It cannot therefore come as any surprise that, according to HMRC’s figures published in May, 75 per cent of trusts have yet to file an IHT return in respect of the periodic charge for anniversaries during 2016/17.
Some of these returns could now be more than 20 months late, meaning HMRC might – and is highly likely to – apply daily penalties once the returns are eventually filed.
To be clear, the trustees, who will often include the settlor(s) as legal owners of the trust assets, have full responsibility for completion and submission of the IHT 100 and any supplemental forms, along with payment of any tax due.
The questions advisers should ask themselves are:
- Did I make it clear at the outset that the need for tax returns and potential liabilities would arise in 10 years’ time?
- To what extent am I as the adviser responsible for ensuring the trustees carry out these responsibilities?
- How sure am I that they have carried out these responsibilities and are not one of the 75 per cent racking up daily penalties?Much has and will continue to be written about the value and importance of intergenerational planning.

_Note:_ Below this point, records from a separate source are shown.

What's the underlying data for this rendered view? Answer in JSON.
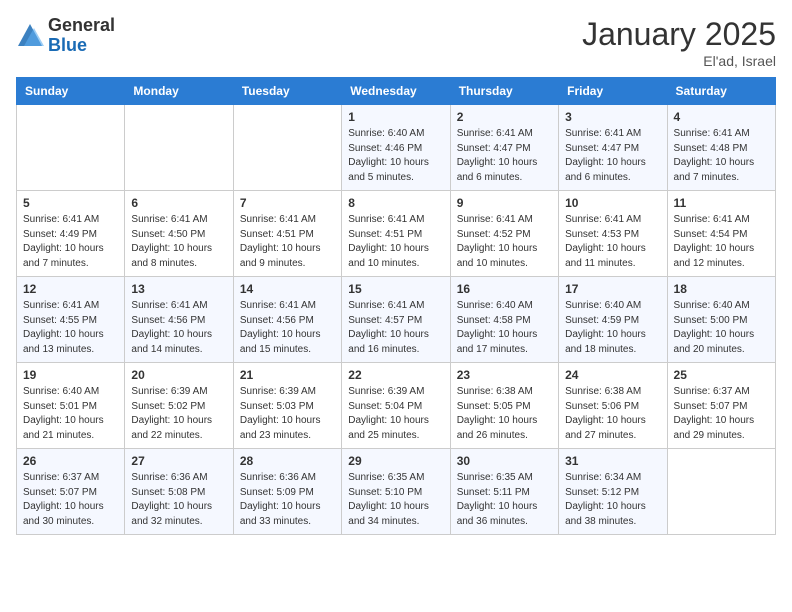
{
  "header": {
    "logo_general": "General",
    "logo_blue": "Blue",
    "title": "January 2025",
    "subtitle": "El'ad, Israel"
  },
  "weekdays": [
    "Sunday",
    "Monday",
    "Tuesday",
    "Wednesday",
    "Thursday",
    "Friday",
    "Saturday"
  ],
  "weeks": [
    [
      {
        "day": "",
        "info": ""
      },
      {
        "day": "",
        "info": ""
      },
      {
        "day": "",
        "info": ""
      },
      {
        "day": "1",
        "info": "Sunrise: 6:40 AM\nSunset: 4:46 PM\nDaylight: 10 hours\nand 5 minutes."
      },
      {
        "day": "2",
        "info": "Sunrise: 6:41 AM\nSunset: 4:47 PM\nDaylight: 10 hours\nand 6 minutes."
      },
      {
        "day": "3",
        "info": "Sunrise: 6:41 AM\nSunset: 4:47 PM\nDaylight: 10 hours\nand 6 minutes."
      },
      {
        "day": "4",
        "info": "Sunrise: 6:41 AM\nSunset: 4:48 PM\nDaylight: 10 hours\nand 7 minutes."
      }
    ],
    [
      {
        "day": "5",
        "info": "Sunrise: 6:41 AM\nSunset: 4:49 PM\nDaylight: 10 hours\nand 7 minutes."
      },
      {
        "day": "6",
        "info": "Sunrise: 6:41 AM\nSunset: 4:50 PM\nDaylight: 10 hours\nand 8 minutes."
      },
      {
        "day": "7",
        "info": "Sunrise: 6:41 AM\nSunset: 4:51 PM\nDaylight: 10 hours\nand 9 minutes."
      },
      {
        "day": "8",
        "info": "Sunrise: 6:41 AM\nSunset: 4:51 PM\nDaylight: 10 hours\nand 10 minutes."
      },
      {
        "day": "9",
        "info": "Sunrise: 6:41 AM\nSunset: 4:52 PM\nDaylight: 10 hours\nand 10 minutes."
      },
      {
        "day": "10",
        "info": "Sunrise: 6:41 AM\nSunset: 4:53 PM\nDaylight: 10 hours\nand 11 minutes."
      },
      {
        "day": "11",
        "info": "Sunrise: 6:41 AM\nSunset: 4:54 PM\nDaylight: 10 hours\nand 12 minutes."
      }
    ],
    [
      {
        "day": "12",
        "info": "Sunrise: 6:41 AM\nSunset: 4:55 PM\nDaylight: 10 hours\nand 13 minutes."
      },
      {
        "day": "13",
        "info": "Sunrise: 6:41 AM\nSunset: 4:56 PM\nDaylight: 10 hours\nand 14 minutes."
      },
      {
        "day": "14",
        "info": "Sunrise: 6:41 AM\nSunset: 4:56 PM\nDaylight: 10 hours\nand 15 minutes."
      },
      {
        "day": "15",
        "info": "Sunrise: 6:41 AM\nSunset: 4:57 PM\nDaylight: 10 hours\nand 16 minutes."
      },
      {
        "day": "16",
        "info": "Sunrise: 6:40 AM\nSunset: 4:58 PM\nDaylight: 10 hours\nand 17 minutes."
      },
      {
        "day": "17",
        "info": "Sunrise: 6:40 AM\nSunset: 4:59 PM\nDaylight: 10 hours\nand 18 minutes."
      },
      {
        "day": "18",
        "info": "Sunrise: 6:40 AM\nSunset: 5:00 PM\nDaylight: 10 hours\nand 20 minutes."
      }
    ],
    [
      {
        "day": "19",
        "info": "Sunrise: 6:40 AM\nSunset: 5:01 PM\nDaylight: 10 hours\nand 21 minutes."
      },
      {
        "day": "20",
        "info": "Sunrise: 6:39 AM\nSunset: 5:02 PM\nDaylight: 10 hours\nand 22 minutes."
      },
      {
        "day": "21",
        "info": "Sunrise: 6:39 AM\nSunset: 5:03 PM\nDaylight: 10 hours\nand 23 minutes."
      },
      {
        "day": "22",
        "info": "Sunrise: 6:39 AM\nSunset: 5:04 PM\nDaylight: 10 hours\nand 25 minutes."
      },
      {
        "day": "23",
        "info": "Sunrise: 6:38 AM\nSunset: 5:05 PM\nDaylight: 10 hours\nand 26 minutes."
      },
      {
        "day": "24",
        "info": "Sunrise: 6:38 AM\nSunset: 5:06 PM\nDaylight: 10 hours\nand 27 minutes."
      },
      {
        "day": "25",
        "info": "Sunrise: 6:37 AM\nSunset: 5:07 PM\nDaylight: 10 hours\nand 29 minutes."
      }
    ],
    [
      {
        "day": "26",
        "info": "Sunrise: 6:37 AM\nSunset: 5:07 PM\nDaylight: 10 hours\nand 30 minutes."
      },
      {
        "day": "27",
        "info": "Sunrise: 6:36 AM\nSunset: 5:08 PM\nDaylight: 10 hours\nand 32 minutes."
      },
      {
        "day": "28",
        "info": "Sunrise: 6:36 AM\nSunset: 5:09 PM\nDaylight: 10 hours\nand 33 minutes."
      },
      {
        "day": "29",
        "info": "Sunrise: 6:35 AM\nSunset: 5:10 PM\nDaylight: 10 hours\nand 34 minutes."
      },
      {
        "day": "30",
        "info": "Sunrise: 6:35 AM\nSunset: 5:11 PM\nDaylight: 10 hours\nand 36 minutes."
      },
      {
        "day": "31",
        "info": "Sunrise: 6:34 AM\nSunset: 5:12 PM\nDaylight: 10 hours\nand 38 minutes."
      },
      {
        "day": "",
        "info": ""
      }
    ]
  ]
}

At its simplest, this is ensuring an adviser maintains good relationships with the next generation.
If that next generation are trustees or beneficiaries of trusts that have failed to make appropriate returns, maintaining such relationships will be problematic.
Tony Müdd is the divisional director for development and technical consultancy at St. James’s Place